Data records for software interfaces:
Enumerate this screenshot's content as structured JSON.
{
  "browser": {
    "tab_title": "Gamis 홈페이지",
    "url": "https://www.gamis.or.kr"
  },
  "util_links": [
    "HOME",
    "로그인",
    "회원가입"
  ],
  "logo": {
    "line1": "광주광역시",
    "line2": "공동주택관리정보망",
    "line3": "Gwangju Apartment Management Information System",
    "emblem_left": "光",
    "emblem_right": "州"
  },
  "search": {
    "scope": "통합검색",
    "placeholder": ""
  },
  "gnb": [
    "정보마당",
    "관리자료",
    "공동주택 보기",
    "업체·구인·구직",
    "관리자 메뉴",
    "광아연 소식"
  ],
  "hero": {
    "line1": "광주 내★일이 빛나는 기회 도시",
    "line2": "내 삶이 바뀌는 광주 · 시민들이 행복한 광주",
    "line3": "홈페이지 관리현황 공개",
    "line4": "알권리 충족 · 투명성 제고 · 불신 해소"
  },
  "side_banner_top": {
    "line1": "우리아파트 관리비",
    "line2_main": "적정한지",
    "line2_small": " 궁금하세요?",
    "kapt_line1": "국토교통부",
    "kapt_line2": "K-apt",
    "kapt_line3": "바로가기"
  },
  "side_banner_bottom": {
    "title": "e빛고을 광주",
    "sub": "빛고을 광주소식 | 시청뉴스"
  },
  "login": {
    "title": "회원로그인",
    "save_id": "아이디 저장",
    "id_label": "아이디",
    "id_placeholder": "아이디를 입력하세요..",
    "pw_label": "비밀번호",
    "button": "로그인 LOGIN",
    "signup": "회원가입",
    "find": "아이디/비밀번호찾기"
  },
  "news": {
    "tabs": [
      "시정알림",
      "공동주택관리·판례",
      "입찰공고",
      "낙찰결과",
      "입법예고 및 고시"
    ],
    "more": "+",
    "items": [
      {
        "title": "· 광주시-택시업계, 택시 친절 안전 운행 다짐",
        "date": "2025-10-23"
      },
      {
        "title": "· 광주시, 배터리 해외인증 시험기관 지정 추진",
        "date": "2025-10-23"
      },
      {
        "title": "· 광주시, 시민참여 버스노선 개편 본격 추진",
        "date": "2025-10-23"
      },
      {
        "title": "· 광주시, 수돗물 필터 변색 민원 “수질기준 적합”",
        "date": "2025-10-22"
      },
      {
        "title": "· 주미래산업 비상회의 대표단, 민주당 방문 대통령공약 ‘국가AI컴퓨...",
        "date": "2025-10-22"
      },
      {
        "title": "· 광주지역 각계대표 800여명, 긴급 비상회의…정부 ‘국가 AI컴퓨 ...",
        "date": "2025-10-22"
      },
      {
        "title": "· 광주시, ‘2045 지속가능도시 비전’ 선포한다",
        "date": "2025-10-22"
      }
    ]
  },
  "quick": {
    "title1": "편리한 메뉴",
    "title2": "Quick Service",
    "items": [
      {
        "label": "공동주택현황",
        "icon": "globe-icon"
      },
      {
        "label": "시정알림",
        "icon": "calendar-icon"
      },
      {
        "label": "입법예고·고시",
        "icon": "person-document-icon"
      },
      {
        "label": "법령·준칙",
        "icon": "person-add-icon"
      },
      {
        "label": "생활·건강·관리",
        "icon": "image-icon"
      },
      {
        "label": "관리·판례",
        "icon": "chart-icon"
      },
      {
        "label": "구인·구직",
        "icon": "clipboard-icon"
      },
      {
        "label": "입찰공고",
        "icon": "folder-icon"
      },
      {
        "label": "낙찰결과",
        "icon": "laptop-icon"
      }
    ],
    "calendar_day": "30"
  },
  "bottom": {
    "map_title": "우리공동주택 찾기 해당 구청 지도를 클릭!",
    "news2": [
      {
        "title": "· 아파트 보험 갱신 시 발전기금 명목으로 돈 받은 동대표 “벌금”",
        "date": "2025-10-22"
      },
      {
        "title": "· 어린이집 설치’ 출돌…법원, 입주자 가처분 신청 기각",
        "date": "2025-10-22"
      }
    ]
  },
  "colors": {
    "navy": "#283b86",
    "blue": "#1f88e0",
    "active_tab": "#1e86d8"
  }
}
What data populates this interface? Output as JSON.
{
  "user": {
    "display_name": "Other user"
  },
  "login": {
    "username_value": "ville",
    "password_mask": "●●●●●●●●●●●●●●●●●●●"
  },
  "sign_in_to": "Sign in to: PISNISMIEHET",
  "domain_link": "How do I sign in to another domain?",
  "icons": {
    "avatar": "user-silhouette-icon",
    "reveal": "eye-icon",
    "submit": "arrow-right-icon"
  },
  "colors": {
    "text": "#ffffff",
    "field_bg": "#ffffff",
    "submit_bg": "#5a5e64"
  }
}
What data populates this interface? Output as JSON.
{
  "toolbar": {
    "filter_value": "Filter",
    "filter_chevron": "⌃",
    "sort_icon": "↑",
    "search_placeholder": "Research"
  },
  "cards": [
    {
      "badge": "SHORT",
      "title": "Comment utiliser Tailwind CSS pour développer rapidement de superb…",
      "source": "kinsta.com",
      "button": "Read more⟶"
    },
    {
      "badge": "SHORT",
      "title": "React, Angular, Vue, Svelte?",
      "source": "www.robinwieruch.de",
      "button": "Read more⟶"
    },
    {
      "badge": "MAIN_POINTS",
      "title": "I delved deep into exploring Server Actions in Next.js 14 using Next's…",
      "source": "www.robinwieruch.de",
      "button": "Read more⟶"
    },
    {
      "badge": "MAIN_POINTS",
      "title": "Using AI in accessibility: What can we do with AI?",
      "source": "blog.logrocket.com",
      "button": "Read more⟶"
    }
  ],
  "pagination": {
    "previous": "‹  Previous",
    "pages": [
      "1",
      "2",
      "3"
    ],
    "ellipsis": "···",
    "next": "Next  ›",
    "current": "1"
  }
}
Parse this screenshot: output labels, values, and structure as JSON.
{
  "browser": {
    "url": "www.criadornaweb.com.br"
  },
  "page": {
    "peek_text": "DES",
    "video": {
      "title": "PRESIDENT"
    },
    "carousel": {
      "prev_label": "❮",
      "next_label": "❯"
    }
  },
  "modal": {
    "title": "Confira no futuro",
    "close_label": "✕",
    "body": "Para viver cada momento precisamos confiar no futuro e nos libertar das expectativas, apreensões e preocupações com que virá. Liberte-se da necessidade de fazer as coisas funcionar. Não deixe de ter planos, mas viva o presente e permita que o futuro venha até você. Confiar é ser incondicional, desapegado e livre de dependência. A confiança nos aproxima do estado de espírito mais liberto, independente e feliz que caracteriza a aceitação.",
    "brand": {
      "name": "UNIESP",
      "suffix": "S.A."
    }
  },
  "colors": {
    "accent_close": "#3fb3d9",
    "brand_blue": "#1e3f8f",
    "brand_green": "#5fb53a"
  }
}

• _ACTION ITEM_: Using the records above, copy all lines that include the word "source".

• _OUTPUT OF THE TASK_:
      "source": "kinsta.com",
      "source": "www.robinwieruch.de",
      "source": "www.robinwieruch.de",
      "source": "blog.logrocket.com",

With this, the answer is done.